The maintenance of genome integrity and the generation of biological diversity are important biological processes, and both involve homologous recombination. In yeast and animals, homologous recombination requires the function of the RAD51 recombinase. In vertebrates, RAD51 seems to have acquired additional functions in the maintenance of genome integrity, and rad51 mutations cause lethality, but it is not clear how widely these functions are conserved among eukaryotes. We report here a loss-of-function mutant in the Arabidopsis homolog of RAD51, AtRAD51. The atrad51-1 mutant exhibits normal vegetative and flower development and has no detectable abnormality in mitosis. Therefore, AtRAD51 is not necessary under normal conditions for genome integrity.

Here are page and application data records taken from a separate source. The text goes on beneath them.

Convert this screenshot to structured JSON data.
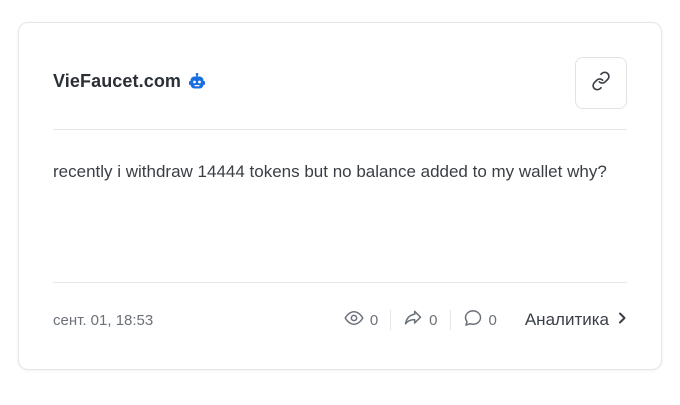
{
  "post": {
    "channel_name": "VieFaucet.com",
    "message": "recently i withdraw 14444 tokens but no balance added to my wallet why?",
    "date": "сент. 01, 18:53",
    "views": "0",
    "shares": "0",
    "comments": "0",
    "analytics_label": "Аналитика"
  },
  "icons": {
    "bot": "bot-icon",
    "link": "link-icon",
    "views": "eye-icon",
    "shares": "share-icon",
    "comments": "comment-icon",
    "analytics": "chevron-right-icon"
  },
  "colors": {
    "bot_icon": "#1a6fe0",
    "text_primary": "#2b2f36",
    "text_secondary": "#6b7079"
  }
}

In contrast, atrad51-1 is completely sterile and defective in male and female meioses. During mutant prophase I, chromosomes fail to synapse and become extensively fragmented. Chromosome fragmentation is suppressed by atspo11-1, indicating that AtRAD51 functions downstream of At5PO11-1. Therefore, AtRAD51 likely plays a crucial role in the repair of DNA double-stranded breaks generated by AtSPO11-1. These results suggest that RAD51 function is essential for chromosome pairing and synapsis at early stages in meiosis in Arabidopsis. Furthermore, major aspects of meiotic recombination seem to be conserved between yeast and plants, especially the fact that chromosome pairing and synapsis depend on the function of SPO11 and RAD51.
|Original language||English (US)|
|Number of pages||6|
|Journal||Proceedings of the National Academy of Sciences of the United States of America|
|State||Published - Jul 20 2004|